(1) Wherever possible and cost-effective, automate. There’s no sense in having people do work that a machine or computer can do faster and more consistently, especially when this is sure to dull the human capacity for innovation. Instead, people should monitor repetitive processes, not do them.
(2) Involve workers and end-users in innovation. Your best ideas often come from the line-worker, the front desk staff or a computer system’s end-users. This also gives them an opportunity to flex their mental muscles.
(3) Focus your employees on creative efforts inside the core. If you have people who are spending their time trying to marginally improve legacy products or services, redirect them to activities that create new products or radically transform current ones — efforts that will benefit most from the human capacity toward innovation.
(4) Leave room for creativity and individuality. Where product quality won’t suffer and humans are involved in production, leave room for creativity and individuality. This one is the hardest to follow, because we know that a consistent product is best created by a consistent process. But, avoiding excessive detail in a process leaves room for grass-roots innovation and keeps the human mind engaged.
(5) Build a World that is Human-Centric. Human beings are inherently creative and intuitive: We move beyond patterns to think of completely different ways to solve a problem, create art or experience life. All of the products, services and processes that we create need to remain human-centric, recognizing that they exist for the benefit of humans and to add value to the human experience.
Looking back at the list, there’s no guarantee that following these recommendations will bring harmony between high quality, innovation and human creativity. But having the list makes Cedar Point Consulting teams aware of the need for balance, while providing a set of principles to follow and measure our progress. As a result, we do a better job of allowing creativity to flourish in a high-quality environment.

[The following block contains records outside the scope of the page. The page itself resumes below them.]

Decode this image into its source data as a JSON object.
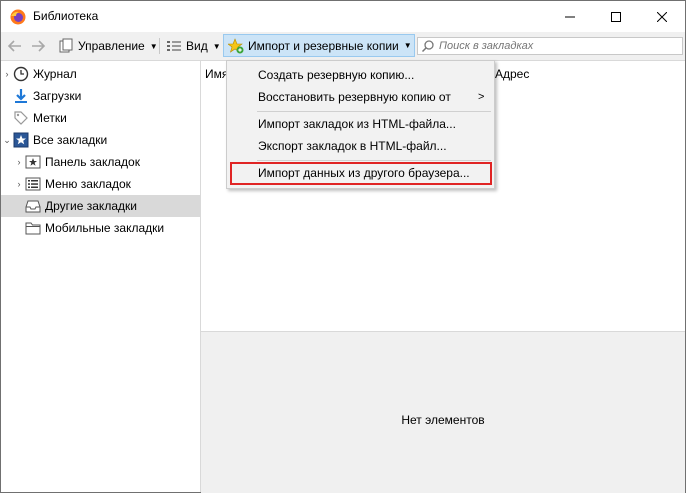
{
  "window": {
    "title": "Библиотека",
    "controls": {
      "minimize": "—",
      "maximize": "☐",
      "close": "✕"
    }
  },
  "toolbar": {
    "back_icon": "arrow-left-icon",
    "forward_icon": "arrow-right-icon",
    "manage_label": "Управление",
    "view_label": "Вид",
    "import_label": "Импорт и резервные копии",
    "search_placeholder": "Поиск в закладках"
  },
  "sidebar": {
    "items": [
      {
        "label": "Журнал",
        "icon": "clock-icon",
        "twisty": "›"
      },
      {
        "label": "Загрузки",
        "icon": "download-icon",
        "twisty": ""
      },
      {
        "label": "Метки",
        "icon": "tag-icon",
        "twisty": ""
      },
      {
        "label": "Все закладки",
        "icon": "star-folder-icon",
        "twisty": "⌄"
      },
      {
        "label": "Панель закладок",
        "icon": "star-box-icon",
        "twisty": "›"
      },
      {
        "label": "Меню закладок",
        "icon": "menu-list-icon",
        "twisty": "›"
      },
      {
        "label": "Другие закладки",
        "icon": "tray-icon",
        "twisty": "",
        "selected": true
      },
      {
        "label": "Мобильные закладки",
        "icon": "folder-icon",
        "twisty": ""
      }
    ]
  },
  "main": {
    "columns": {
      "name": "Имя",
      "address": "Адрес"
    }
  },
  "details": {
    "empty_message": "Нет элементов"
  },
  "import_menu": {
    "items": [
      {
        "label": "Создать резервную копию..."
      },
      {
        "label": "Восстановить резервную копию от",
        "submenu": ">"
      },
      {
        "label": "Импорт закладок из HTML-файла..."
      },
      {
        "label": "Экспорт закладок в HTML-файл..."
      },
      {
        "label": "Импорт данных из другого браузера...",
        "highlighted": true
      }
    ]
  },
  "colors": {
    "highlight_border": "#e02424",
    "button_active_bg": "#cce4f7",
    "selected_row_bg": "#d9d9d9"
  }
}
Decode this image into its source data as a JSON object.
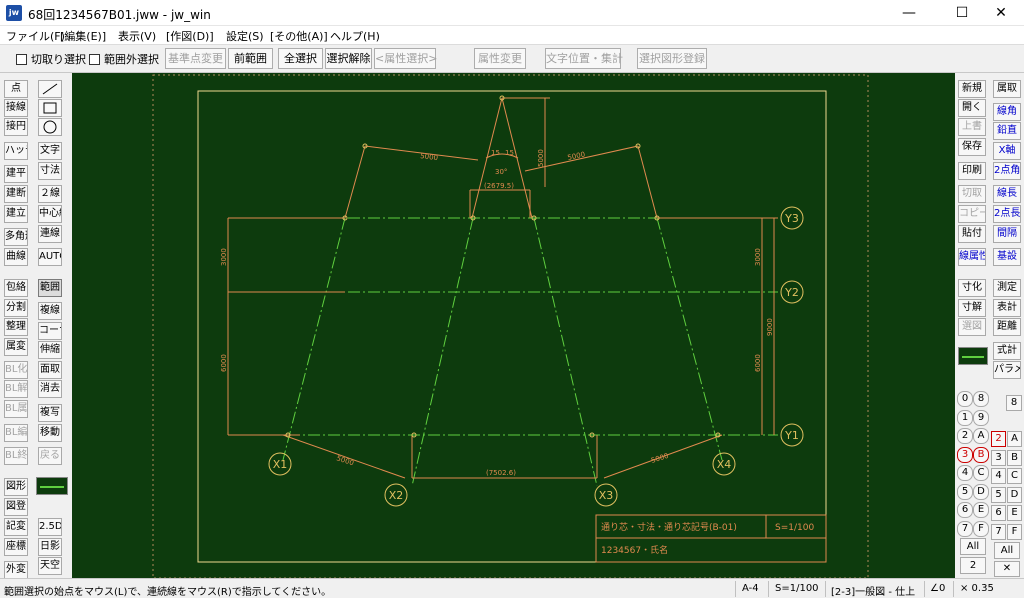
{
  "window": {
    "title": "68回1234567B01.jww - jw_win",
    "app_icon": "jw",
    "minimize": "—",
    "maximize": "☐",
    "close": "✕"
  },
  "menu": [
    "ファイル(F)",
    "[編集(E)]",
    "表示(V)",
    "[作図(D)]",
    "設定(S)",
    "[その他(A)]",
    "ヘルプ(H)"
  ],
  "toolbar": {
    "chk_cut": "切取り選択",
    "chk_outside": "範囲外選択",
    "buttons": [
      "基準点変更",
      "前範囲",
      "全選択",
      "選択解除",
      "<属性選択>",
      "属性変更",
      "文字位置・集計",
      "選択図形登録"
    ]
  },
  "left_tools": [
    "点",
    "接線",
    "接円",
    "ハッチ",
    "建平",
    "建断",
    "建立",
    "多角形",
    "曲線",
    "包絡",
    "分割",
    "整理",
    "属変",
    "BL化",
    "BL解",
    "BL属",
    "BL編",
    "BL終",
    "図形",
    "図登",
    "記変",
    "座標",
    "外変",
    "／",
    "□",
    "○",
    "文字",
    "寸法",
    "２線",
    "中心線",
    "連線",
    "AUTO",
    "範囲",
    "複線",
    "コーナー",
    "伸縮",
    "面取",
    "消去",
    "複写",
    "移動",
    "戻る",
    "2.5D",
    "日影",
    "天空"
  ],
  "right_tools": [
    "新規",
    "開く",
    "上書",
    "保存",
    "印刷",
    "切取",
    "コピー",
    "貼付",
    "線属性",
    "寸化",
    "寸解",
    "選図",
    "式計",
    "パラメ",
    "属取",
    "線角",
    "鉛直",
    "X軸",
    "2点角",
    "線長",
    "2点長",
    "間隔",
    "基設",
    "測定",
    "表計",
    "距離"
  ],
  "layers": {
    "group_nums": [
      "0",
      "1",
      "2",
      "3",
      "4",
      "5",
      "6",
      "7"
    ],
    "group_letters": [
      "8",
      "9",
      "A",
      "B",
      "C",
      "D",
      "E",
      "F"
    ],
    "layer_nums": [
      "2",
      "3",
      "4",
      "5",
      "6",
      "7"
    ],
    "layer_letters": [
      "A",
      "B",
      "C",
      "D",
      "E",
      "F"
    ],
    "top_right": "8",
    "all_left": "All",
    "all_left_num": "2",
    "all_right": "All",
    "x_button": "✕"
  },
  "drawing": {
    "grid_y": [
      "Y3",
      "Y2",
      "Y1"
    ],
    "grid_x": [
      "X1",
      "X2",
      "X3",
      "X4"
    ],
    "dims": {
      "top_left": "5000",
      "top_right": "5000",
      "top_vertical": "5000",
      "angle_left": "15",
      "angle_right": "15",
      "angle_total": "30°",
      "top_width": "(2679.5)",
      "bottom_width": "(7502.6)",
      "bottom_left": "5000",
      "bottom_right": "5000",
      "left_upper": "3000",
      "left_lower": "6000",
      "right_upper": "3000",
      "right_total": "9000",
      "right_lower": "6000"
    },
    "title_block": {
      "title": "通り芯・寸法・通り芯記号(B-01)",
      "scale": "S=1/100",
      "name": "1234567・氏名"
    }
  },
  "status": {
    "message": "範囲選択の始点をマウス(L)で、連続線をマウス(R)で指示してください。",
    "paper": "A-4",
    "scale": "S=1/100",
    "layer": "[2-3]一般図 - 仕上",
    "angle": "∠0",
    "zoom": "× 0.35"
  },
  "colors": {
    "canvas": "#0d3b0d",
    "orange": "#e08a4f",
    "green": "#5fcf3f",
    "frame": "#f0d890"
  }
}
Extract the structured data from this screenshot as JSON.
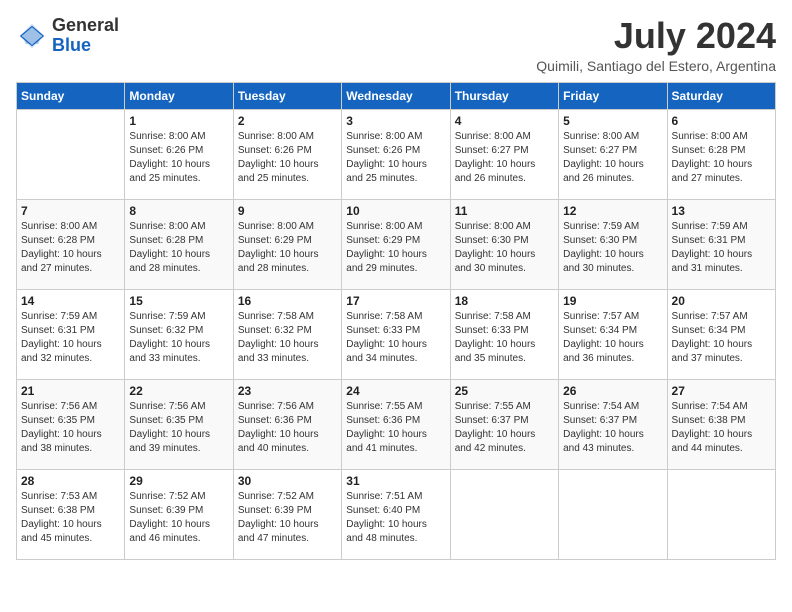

Donald Patti is a Principal Consultant with Cedar Point Consulting, a management consulting practice based in the Washington, DC area, where where he assists organizations in applying Lean and Agile to develop new products and services as well as improve organizational performance. Cedar Point Consulting can be found at http://www.cedarpointconsulting.com.